Michael G. Rossmann of Purdue University and his colleagues studied the T4 virus, which alters its shape as it prepares to strike. The researchers obtained the highest-resolution images yet of the process of T4 attacking an E. coli bacterium using an electron microscope and strung them together into a film. In particular, the pictures focus on a part of the virus known as the baseplate, which is made up of 16 kinds of protein molecules. "Instead of a still photo of the baseplate, we now have a movie of it opening," Rossmann explains. "A better understanding of the infection process is a step forward for fundamental science, but it also could allow scientists to alter the baseplate so that the virus could infect cells other than E. coli. T4 might then be used to deliver beneficial genes to damaged or infected human tissue."

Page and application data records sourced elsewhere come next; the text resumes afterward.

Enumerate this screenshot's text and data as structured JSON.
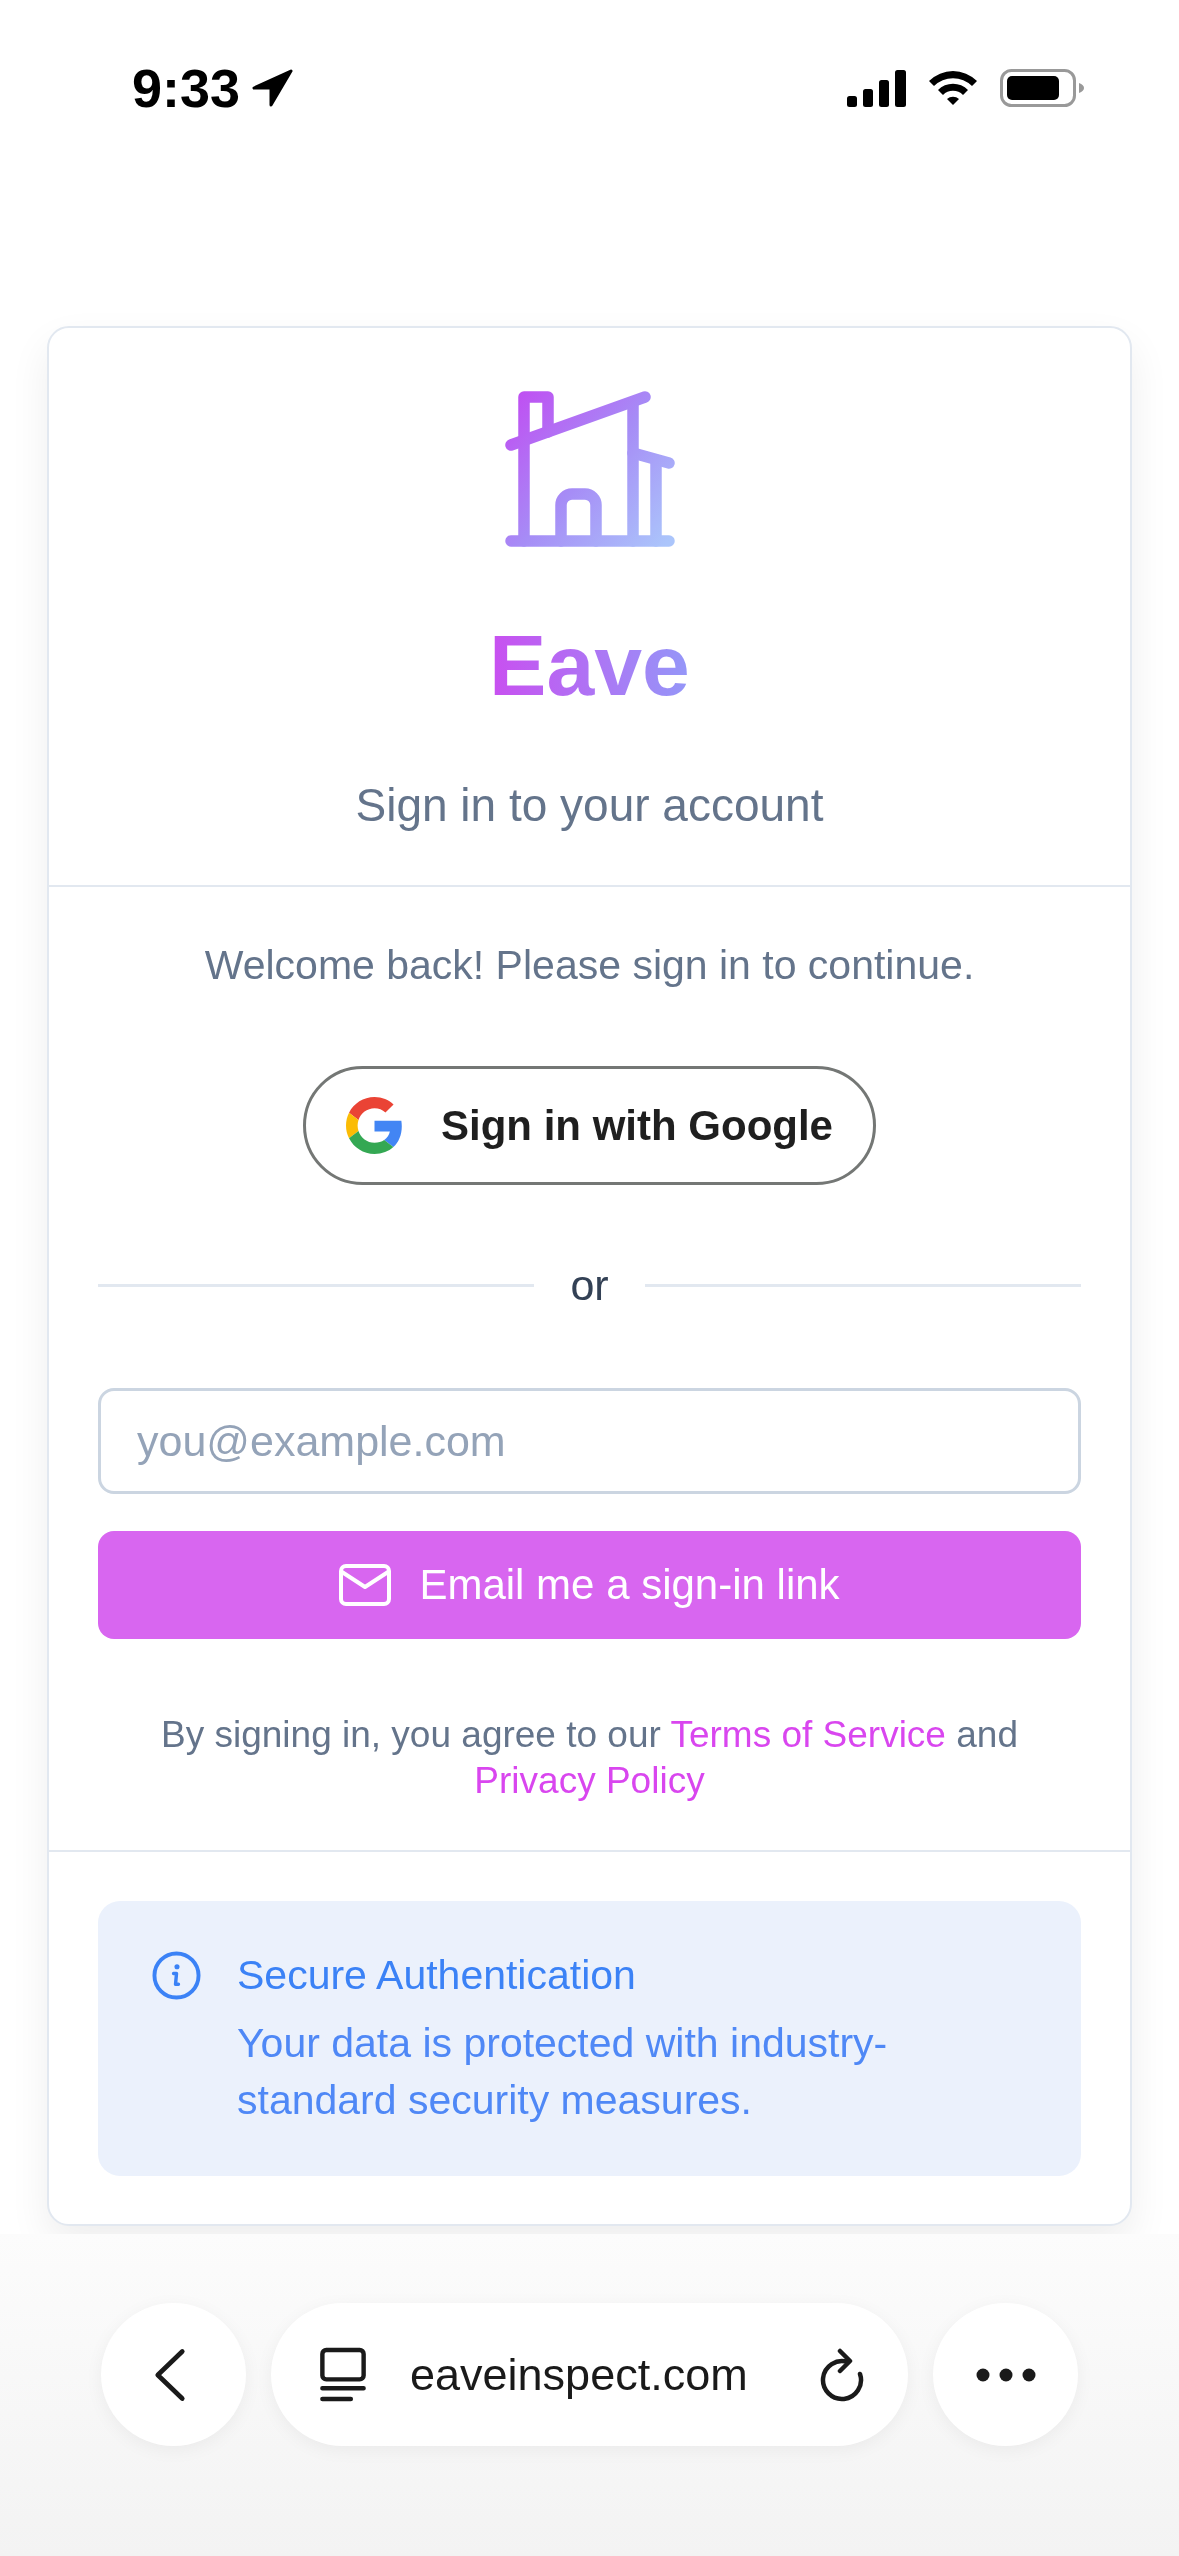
{
  "status_bar": {
    "time": "9:33"
  },
  "brand": {
    "name": "Eave",
    "subtitle": "Sign in to your account"
  },
  "sign_in": {
    "welcome": "Welcome back! Please sign in to continue.",
    "google_button": "Sign in with Google",
    "divider": "or",
    "email_field": {
      "placeholder": "you@example.com"
    },
    "email_button": "Email me a sign-in link",
    "terms": {
      "prefix": "By signing in, you agree to our",
      "terms_link": "Terms of Service",
      "middle": "and",
      "privacy_link": "Privacy Policy"
    }
  },
  "notice": {
    "title": "Secure Authentication",
    "text": "Your data is protected with industry-standard security measures."
  },
  "browser_bar": {
    "url": "eaveinspect.com"
  }
}
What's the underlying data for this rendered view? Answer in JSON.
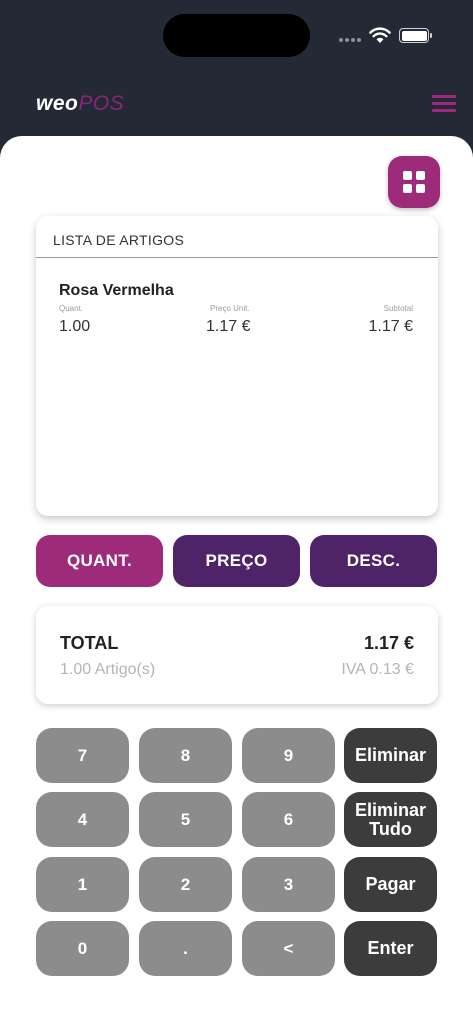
{
  "header": {
    "logo_primary": "weo",
    "logo_secondary": "POS"
  },
  "article_list": {
    "title": "LISTA DE ARTIGOS",
    "items": [
      {
        "name": "Rosa Vermelha",
        "qty_label": "Quant.",
        "unit_price_label": "Preço Unit.",
        "subtotal_label": "Subtotal",
        "qty": "1.00",
        "unit_price": "1.17 €",
        "subtotal": "1.17 €"
      }
    ]
  },
  "modes": {
    "quantity": "QUANT.",
    "price": "PREÇO",
    "discount": "DESC."
  },
  "totals": {
    "label": "TOTAL",
    "value": "1.17 €",
    "count": "1.00 Artigo(s)",
    "vat": "IVA 0.13 €"
  },
  "keypad": {
    "k7": "7",
    "k8": "8",
    "k9": "9",
    "k4": "4",
    "k5": "5",
    "k6": "6",
    "k1": "1",
    "k2": "2",
    "k3": "3",
    "k0": "0",
    "dot": ".",
    "back": "<",
    "delete": "Eliminar",
    "delete_all": "Eliminar Tudo",
    "pay": "Pagar",
    "enter": "Enter"
  },
  "colors": {
    "brand_magenta": "#9e2a7a",
    "brand_purple": "#4f2368",
    "header_bg": "#242a35",
    "key_light": "#8c8c8c",
    "key_dark": "#3c3c3c"
  },
  "icons": [
    "wifi-icon",
    "battery-icon",
    "menu-icon",
    "grid-icon"
  ]
}
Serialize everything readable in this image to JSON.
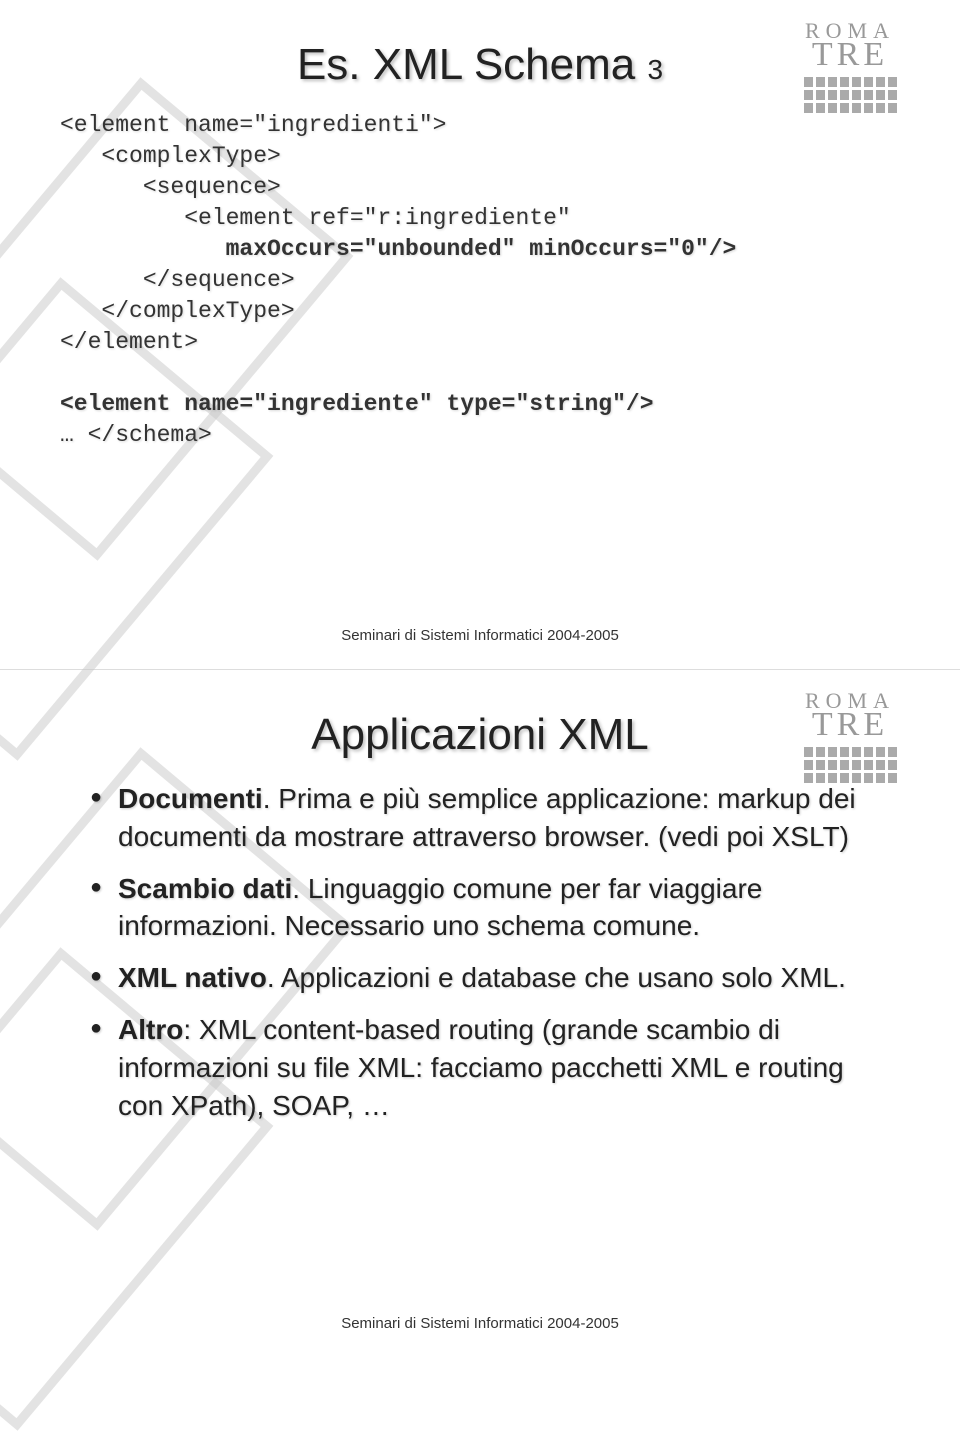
{
  "logo": {
    "line1": "ROMA",
    "line2": "TRE"
  },
  "footer": "Seminari di Sistemi Informatici 2004-2005",
  "slide1": {
    "title": "Es. XML Schema",
    "title_sub": "3",
    "code_l1": "<element name=\"ingredienti\">",
    "code_l2": "   <complexType>",
    "code_l3": "      <sequence>",
    "code_l4": "         <element ref=\"r:ingrediente\"",
    "code_l5": "            maxOccurs=\"unbounded\" minOccurs=\"0\"/>",
    "code_l6": "      </sequence>",
    "code_l7": "   </complexType>",
    "code_l8": "</element>",
    "code_l9": "<element name=\"ingrediente\" type=\"string\"/>",
    "code_l10": "… </schema>"
  },
  "slide2": {
    "title": "Applicazioni XML",
    "b1_strong": "Documenti",
    "b1_rest": ". Prima e più semplice applicazione: markup dei documenti da mostrare attraverso browser. (vedi poi XSLT)",
    "b2_strong": "Scambio dati",
    "b2_rest": ". Linguaggio comune per far viaggiare informazioni. Necessario uno schema comune.",
    "b3_strong": "XML nativo",
    "b3_rest": ". Applicazioni e database che usano solo XML.",
    "b4_strong": "Altro",
    "b4_rest": ": XML content-based routing (grande scambio di informazioni su file XML: facciamo pacchetti XML e routing con XPath), SOAP, …"
  }
}
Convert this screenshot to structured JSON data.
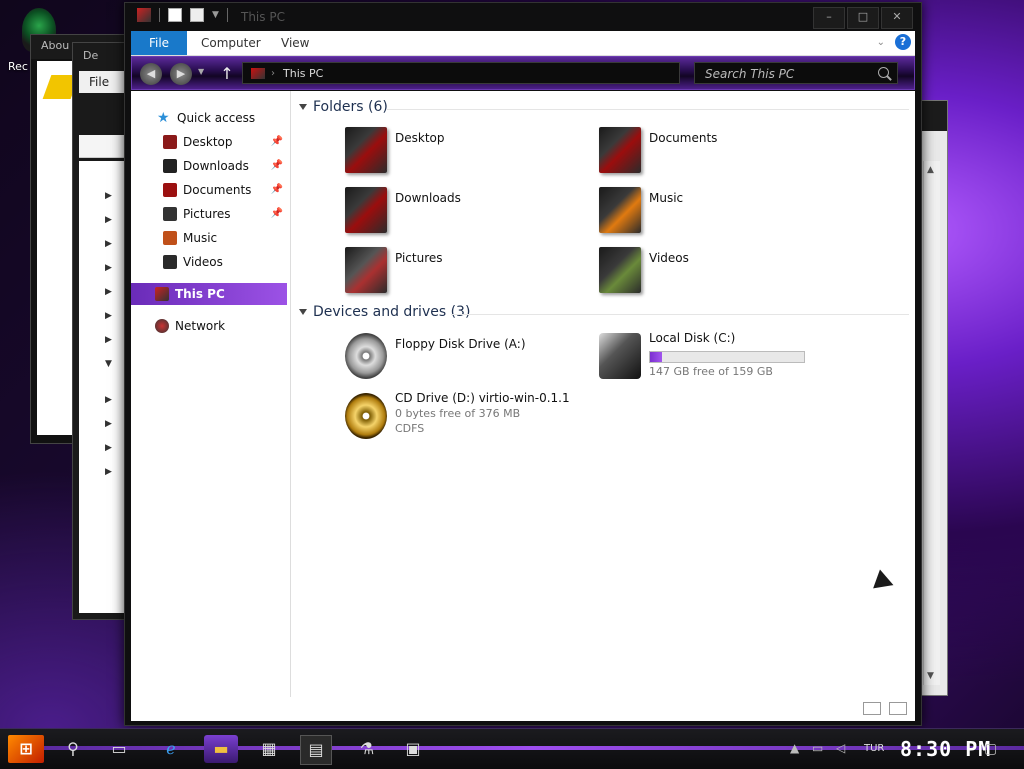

Writing in the latest issue of the journal Cell, the researchers describe the intricate movements of the baseplate's proteins. "Viruses are among the tiniest of biological entities, Rossman says, "yet nature has designed them to perform very complicated tasks. The team hopes to get an even better close-up of T4's machinery in the future.